Exercise -
Looking only at the lines below that contain "edit", give the number of them and no other text.

Element data from apps and pages -

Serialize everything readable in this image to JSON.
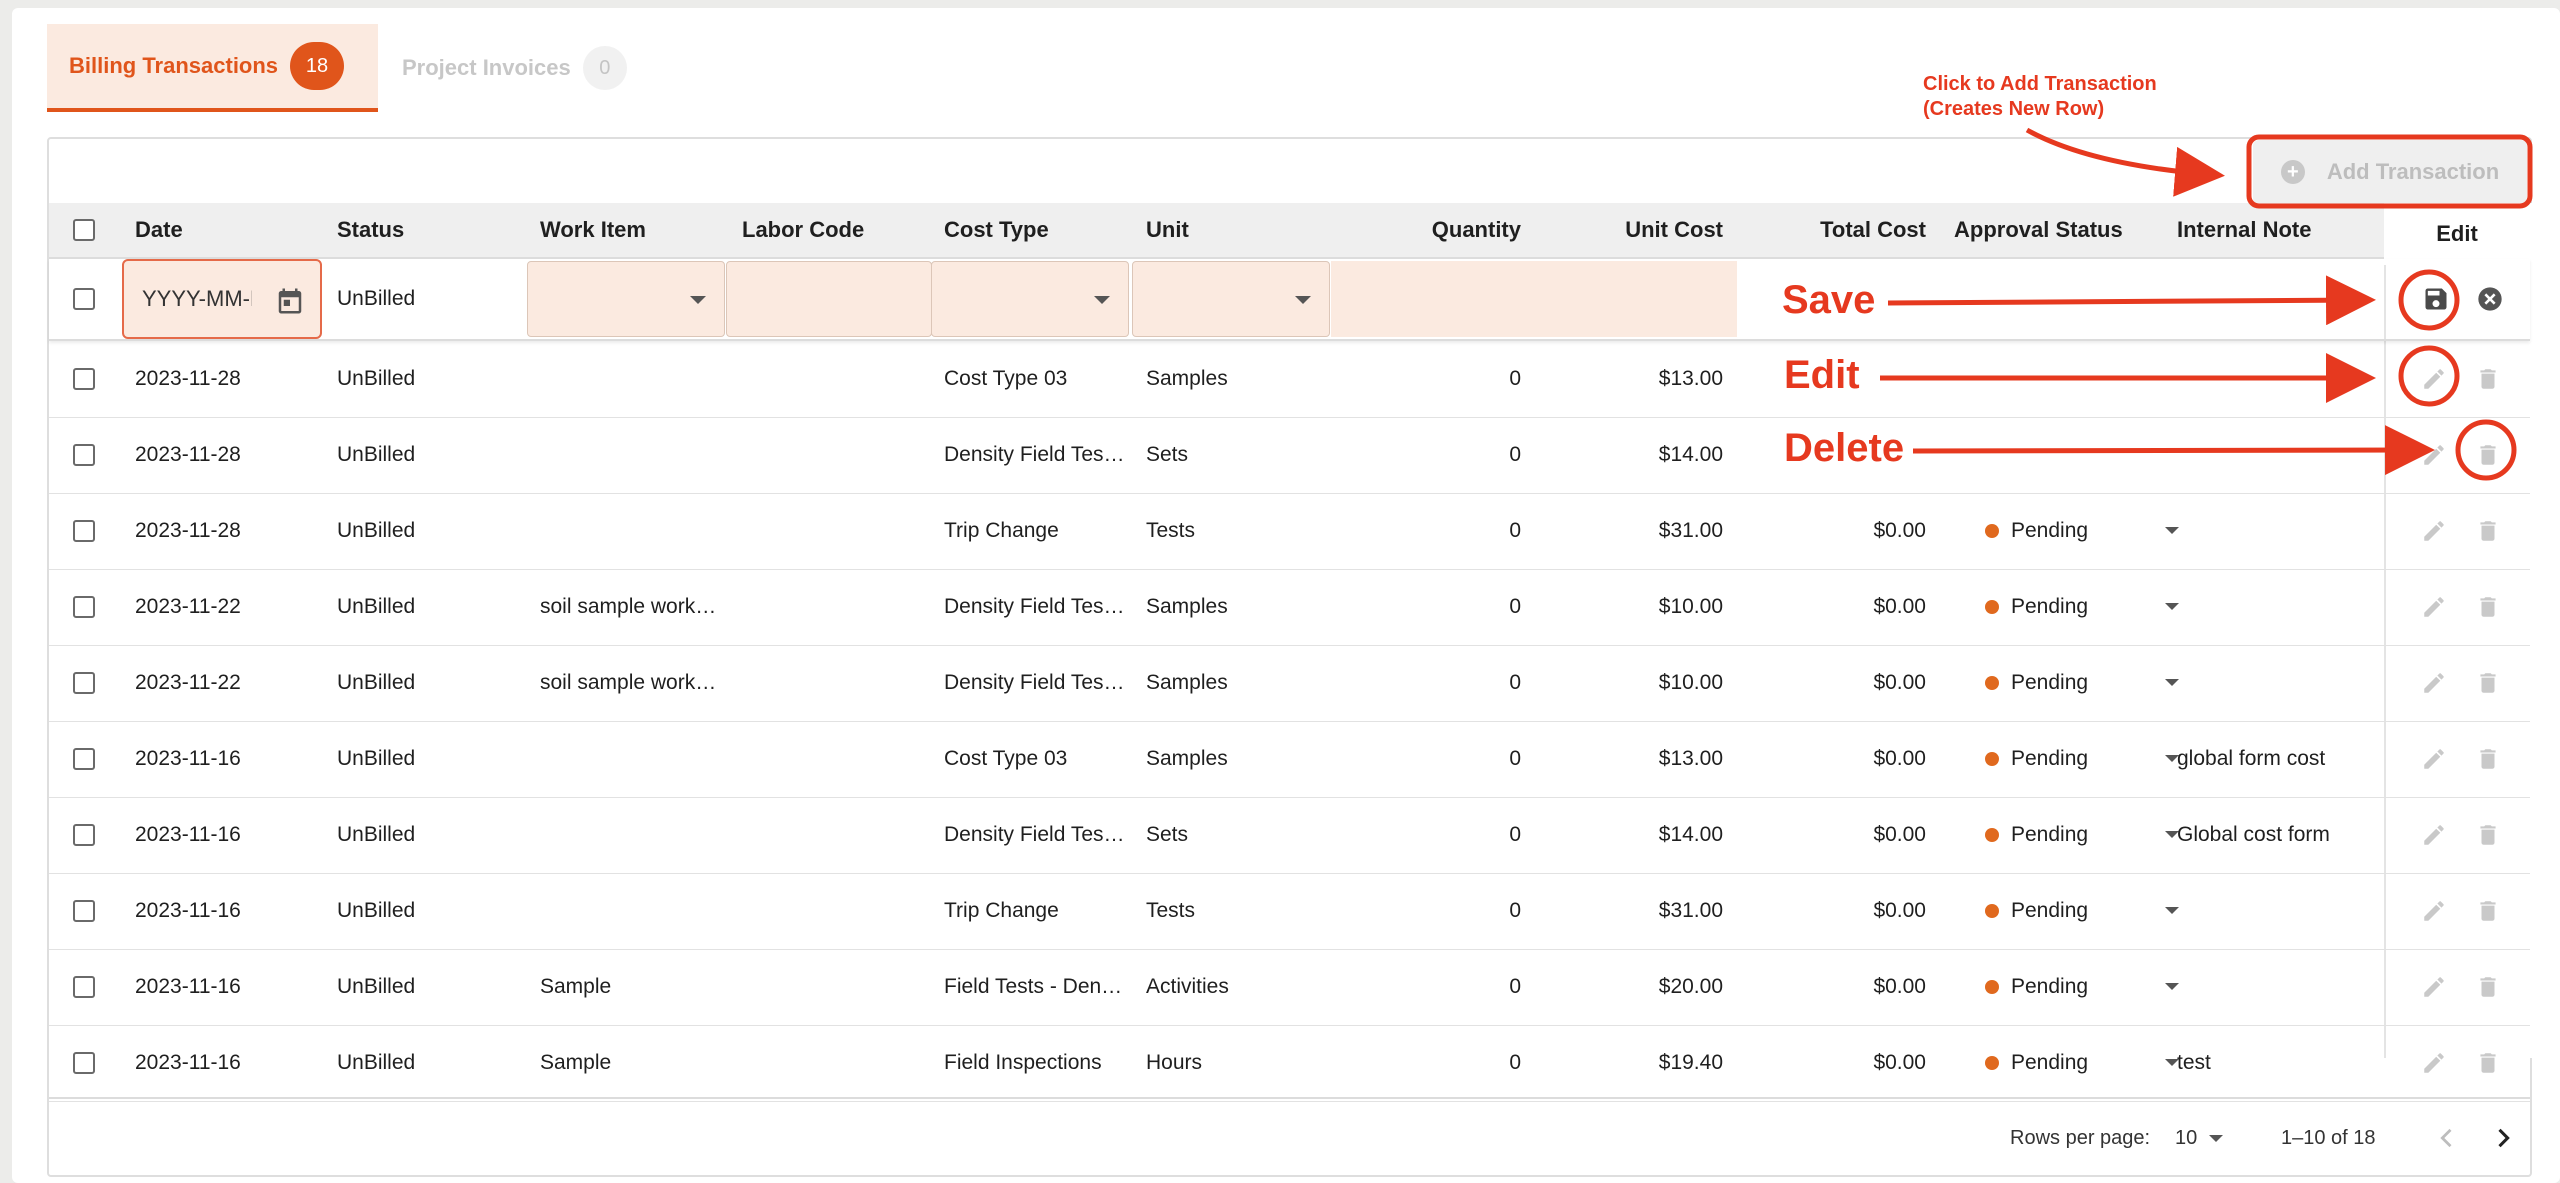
{
  "tabs": [
    {
      "label": "Billing Transactions",
      "count": "18"
    },
    {
      "label": "Project Invoices",
      "count": "0"
    }
  ],
  "toolbar": {
    "add_label": "Add Transaction"
  },
  "columns": {
    "date": "Date",
    "status": "Status",
    "work_item": "Work Item",
    "labor_code": "Labor Code",
    "cost_type": "Cost Type",
    "unit": "Unit",
    "quantity": "Quantity",
    "unit_cost": "Unit Cost",
    "total_cost": "Total Cost",
    "approval_status": "Approval Status",
    "internal_note": "Internal Note",
    "edit": "Edit"
  },
  "new_row": {
    "date_placeholder": "YYYY-MM-DD",
    "status": "UnBilled"
  },
  "rows": [
    {
      "date": "2023-11-28",
      "status": "UnBilled",
      "work_item": "",
      "labor_code": "",
      "cost_type": "Cost Type 03",
      "unit": "Samples",
      "quantity": "0",
      "unit_cost": "$13.00",
      "total_cost": "",
      "approval": "",
      "note": ""
    },
    {
      "date": "2023-11-28",
      "status": "UnBilled",
      "work_item": "",
      "labor_code": "",
      "cost_type": "Density Field Tes…",
      "unit": "Sets",
      "quantity": "0",
      "unit_cost": "$14.00",
      "total_cost": "",
      "approval": "",
      "note": ""
    },
    {
      "date": "2023-11-28",
      "status": "UnBilled",
      "work_item": "",
      "labor_code": "",
      "cost_type": "Trip Change",
      "unit": "Tests",
      "quantity": "0",
      "unit_cost": "$31.00",
      "total_cost": "$0.00",
      "approval": "Pending",
      "note": ""
    },
    {
      "date": "2023-11-22",
      "status": "UnBilled",
      "work_item": "soil sample work…",
      "labor_code": "",
      "cost_type": "Density Field Tes…",
      "unit": "Samples",
      "quantity": "0",
      "unit_cost": "$10.00",
      "total_cost": "$0.00",
      "approval": "Pending",
      "note": ""
    },
    {
      "date": "2023-11-22",
      "status": "UnBilled",
      "work_item": "soil sample work…",
      "labor_code": "",
      "cost_type": "Density Field Tes…",
      "unit": "Samples",
      "quantity": "0",
      "unit_cost": "$10.00",
      "total_cost": "$0.00",
      "approval": "Pending",
      "note": ""
    },
    {
      "date": "2023-11-16",
      "status": "UnBilled",
      "work_item": "",
      "labor_code": "",
      "cost_type": "Cost Type 03",
      "unit": "Samples",
      "quantity": "0",
      "unit_cost": "$13.00",
      "total_cost": "$0.00",
      "approval": "Pending",
      "note": "global form cost"
    },
    {
      "date": "2023-11-16",
      "status": "UnBilled",
      "work_item": "",
      "labor_code": "",
      "cost_type": "Density Field Tes…",
      "unit": "Sets",
      "quantity": "0",
      "unit_cost": "$14.00",
      "total_cost": "$0.00",
      "approval": "Pending",
      "note": "Global cost form"
    },
    {
      "date": "2023-11-16",
      "status": "UnBilled",
      "work_item": "",
      "labor_code": "",
      "cost_type": "Trip Change",
      "unit": "Tests",
      "quantity": "0",
      "unit_cost": "$31.00",
      "total_cost": "$0.00",
      "approval": "Pending",
      "note": ""
    },
    {
      "date": "2023-11-16",
      "status": "UnBilled",
      "work_item": "Sample",
      "labor_code": "",
      "cost_type": "Field Tests - Den…",
      "unit": "Activities",
      "quantity": "0",
      "unit_cost": "$20.00",
      "total_cost": "$0.00",
      "approval": "Pending",
      "note": ""
    },
    {
      "date": "2023-11-16",
      "status": "UnBilled",
      "work_item": "Sample",
      "labor_code": "",
      "cost_type": "Field Inspections",
      "unit": "Hours",
      "quantity": "0",
      "unit_cost": "$19.40",
      "total_cost": "$0.00",
      "approval": "Pending",
      "note": "test"
    }
  ],
  "footer": {
    "rows_per_page_label": "Rows per page:",
    "rows_per_page": "10",
    "range": "1–10 of 18"
  },
  "annotations": {
    "add_hint_line1": "Click to Add Transaction",
    "add_hint_line2": "(Creates New Row)",
    "save": "Save",
    "edit": "Edit",
    "delete": "Delete"
  },
  "icons": {
    "add": "plus-circle-icon",
    "calendar": "calendar-icon",
    "save": "floppy-disk-icon",
    "cancel": "close-circle-icon",
    "edit": "pencil-icon",
    "delete": "trash-icon",
    "dropdown": "caret-down-icon",
    "prev": "chevron-left-icon",
    "next": "chevron-right-icon"
  },
  "colors": {
    "accent": "#e0551b",
    "annotation": "#e6391f",
    "pending_dot": "#e0691e",
    "new_row_bg": "#fbeae0"
  }
}
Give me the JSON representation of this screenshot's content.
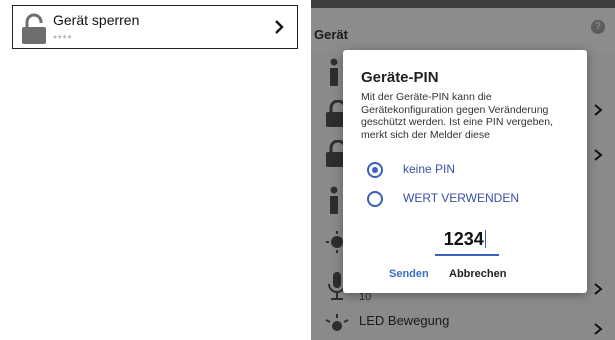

Output of the task -
3